Select the blue and black circles, then press command and G to group them.
Select that group and the yellow circle.
Hold the option and click on the blue and black circles to make them key objects. (If you move the mouse over the object, the arrow icon will change. This is the cue to make it a key object.)
Click the Align icon in the control panel at the top of the screen.
Select only the blue and black circles and press Shift and Command and G to ungroup them.
Group the black and red circles in the same way.
Then, align that group and the green circle with [Align center].
After that, Ungroup the black and red circles.
Select the yellow and green circles in the lower row, and drag and drop them upward while holding down the Shift key.
Drop it to about half of the upper circle.
Change the stroke overlap
(I recommend that you work with a sample Olympic rings.)
Select the [Direct Selection Tool] (white arrow) in the Tools panel.
First, change the overlap of the blue and yellow circles.
Select only the blue line that you want to bring to the front of the yellow circle, cut it with Command and X key, and copy the selected area to the clipboard.
Next, select only the part of the yellow circle to be placed under the blue stroke.
With command and the F key, paste the blue stroke copied to the clipboard to the front of the yellow stroke.
Use the same method to change the order of the black and yellow strokes, the black and green strokes, and the red and green strokes.
(I’ve shown you how to paste in front using the command and F key, but there is also a way to paste in back using the command and B key. You can also try it out.)
Finally, select all of the objects and press command and G key to group them.

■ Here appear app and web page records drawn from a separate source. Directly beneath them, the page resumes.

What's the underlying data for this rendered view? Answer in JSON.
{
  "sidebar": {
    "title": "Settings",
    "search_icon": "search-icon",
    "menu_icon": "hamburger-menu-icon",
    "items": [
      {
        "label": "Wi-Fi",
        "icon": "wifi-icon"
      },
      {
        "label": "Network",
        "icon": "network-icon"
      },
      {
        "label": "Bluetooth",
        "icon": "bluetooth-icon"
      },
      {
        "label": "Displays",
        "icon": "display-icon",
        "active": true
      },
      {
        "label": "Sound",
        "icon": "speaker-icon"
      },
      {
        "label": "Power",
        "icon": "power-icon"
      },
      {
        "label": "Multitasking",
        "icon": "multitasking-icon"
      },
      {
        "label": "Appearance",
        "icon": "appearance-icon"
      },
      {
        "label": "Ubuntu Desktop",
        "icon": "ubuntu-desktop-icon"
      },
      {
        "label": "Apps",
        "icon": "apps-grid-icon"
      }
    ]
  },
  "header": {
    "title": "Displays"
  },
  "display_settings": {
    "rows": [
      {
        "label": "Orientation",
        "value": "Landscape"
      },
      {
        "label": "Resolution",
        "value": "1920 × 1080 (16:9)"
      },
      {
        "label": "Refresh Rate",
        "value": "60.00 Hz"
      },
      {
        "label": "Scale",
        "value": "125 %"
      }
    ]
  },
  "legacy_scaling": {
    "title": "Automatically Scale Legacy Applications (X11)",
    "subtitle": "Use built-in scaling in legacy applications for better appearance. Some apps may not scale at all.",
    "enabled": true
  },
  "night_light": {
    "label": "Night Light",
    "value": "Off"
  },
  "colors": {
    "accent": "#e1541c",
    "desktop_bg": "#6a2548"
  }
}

By the way, five colored rings of blue, yellow, black, green, and red represent the five continents of Europe, North and South America, Africa, Asia, and Oceania, and their mutual unity and solidarity, but none of the colors are meant to represent a specific continent.